(Items from an interface collection):
++++++++++
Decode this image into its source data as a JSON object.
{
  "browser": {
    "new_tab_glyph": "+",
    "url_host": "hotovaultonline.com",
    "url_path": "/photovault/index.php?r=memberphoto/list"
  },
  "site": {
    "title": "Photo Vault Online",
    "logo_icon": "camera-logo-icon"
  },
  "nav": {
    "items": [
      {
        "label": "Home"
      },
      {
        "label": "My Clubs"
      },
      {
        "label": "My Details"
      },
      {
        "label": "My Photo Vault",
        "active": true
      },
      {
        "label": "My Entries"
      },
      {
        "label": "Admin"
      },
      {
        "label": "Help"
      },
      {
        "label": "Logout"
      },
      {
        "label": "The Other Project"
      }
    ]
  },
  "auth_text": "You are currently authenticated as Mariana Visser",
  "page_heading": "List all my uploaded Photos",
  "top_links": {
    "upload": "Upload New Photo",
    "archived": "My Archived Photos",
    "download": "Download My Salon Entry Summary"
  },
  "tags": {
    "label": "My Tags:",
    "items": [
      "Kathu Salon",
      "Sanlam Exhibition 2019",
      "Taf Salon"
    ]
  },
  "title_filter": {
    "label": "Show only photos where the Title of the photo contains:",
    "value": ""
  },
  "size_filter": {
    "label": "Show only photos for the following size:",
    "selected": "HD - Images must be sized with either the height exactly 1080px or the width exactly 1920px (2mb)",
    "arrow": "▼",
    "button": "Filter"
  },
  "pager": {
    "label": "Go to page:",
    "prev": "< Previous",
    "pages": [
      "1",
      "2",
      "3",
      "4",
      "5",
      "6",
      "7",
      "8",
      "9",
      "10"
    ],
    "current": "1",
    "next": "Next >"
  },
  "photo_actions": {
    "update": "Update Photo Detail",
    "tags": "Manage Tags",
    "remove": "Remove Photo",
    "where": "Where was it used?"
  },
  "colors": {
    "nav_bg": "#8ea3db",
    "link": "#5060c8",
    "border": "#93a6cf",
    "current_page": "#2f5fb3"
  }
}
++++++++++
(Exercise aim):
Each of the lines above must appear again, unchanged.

(Your solution):
Decode this image into its source data as a JSON object.
{
  "browser": {
    "new_tab_glyph": "+",
    "url_host": "hotovaultonline.com",
    "url_path": "/photovault/index.php?r=memberphoto/list"
  },
  "site": {
    "title": "Photo Vault Online",
    "logo_icon": "camera-logo-icon"
  },
  "nav": {
    "items": [
      {
        "label": "Home"
      },
      {
        "label": "My Clubs"
      },
      {
        "label": "My Details"
      },
      {
        "label": "My Photo Vault",
        "active": true
      },
      {
        "label": "My Entries"
      },
      {
        "label": "Admin"
      },
      {
        "label": "Help"
      },
      {
        "label": "Logout"
      },
      {
        "label": "The Other Project"
      }
    ]
  },
  "auth_text": "You are currently authenticated as Mariana Visser",
  "page_heading": "List all my uploaded Photos",
  "top_links": {
    "upload": "Upload New Photo",
    "archived": "My Archived Photos",
    "download": "Download My Salon Entry Summary"
  },
  "tags": {
    "label": "My Tags:",
    "items": [
      "Kathu Salon",
      "Sanlam Exhibition 2019",
      "Taf Salon"
    ]
  },
  "title_filter": {
    "label": "Show only photos where the Title of the photo contains:",
    "value": ""
  },
  "size_filter": {
    "label": "Show only photos for the following size:",
    "selected": "HD - Images must be sized with either the height exactly 1080px or the width exactly 1920px (2mb)",
    "arrow": "▼",
    "button": "Filter"
  },
  "pager": {
    "label": "Go to page:",
    "prev": "< Previous",
    "pages": [
      "1",
      "2",
      "3",
      "4",
      "5",
      "6",
      "7",
      "8",
      "9",
      "10"
    ],
    "current": "1",
    "next": "Next >"
  },
  "photo_actions": {
    "update": "Update Photo Detail",
    "tags": "Manage Tags",
    "remove": "Remove Photo",
    "where": "Where was it used?"
  },
  "colors": {
    "nav_bg": "#8ea3db",
    "link": "#5060c8",
    "border": "#93a6cf",
    "current_page": "#2f5fb3"
  }
}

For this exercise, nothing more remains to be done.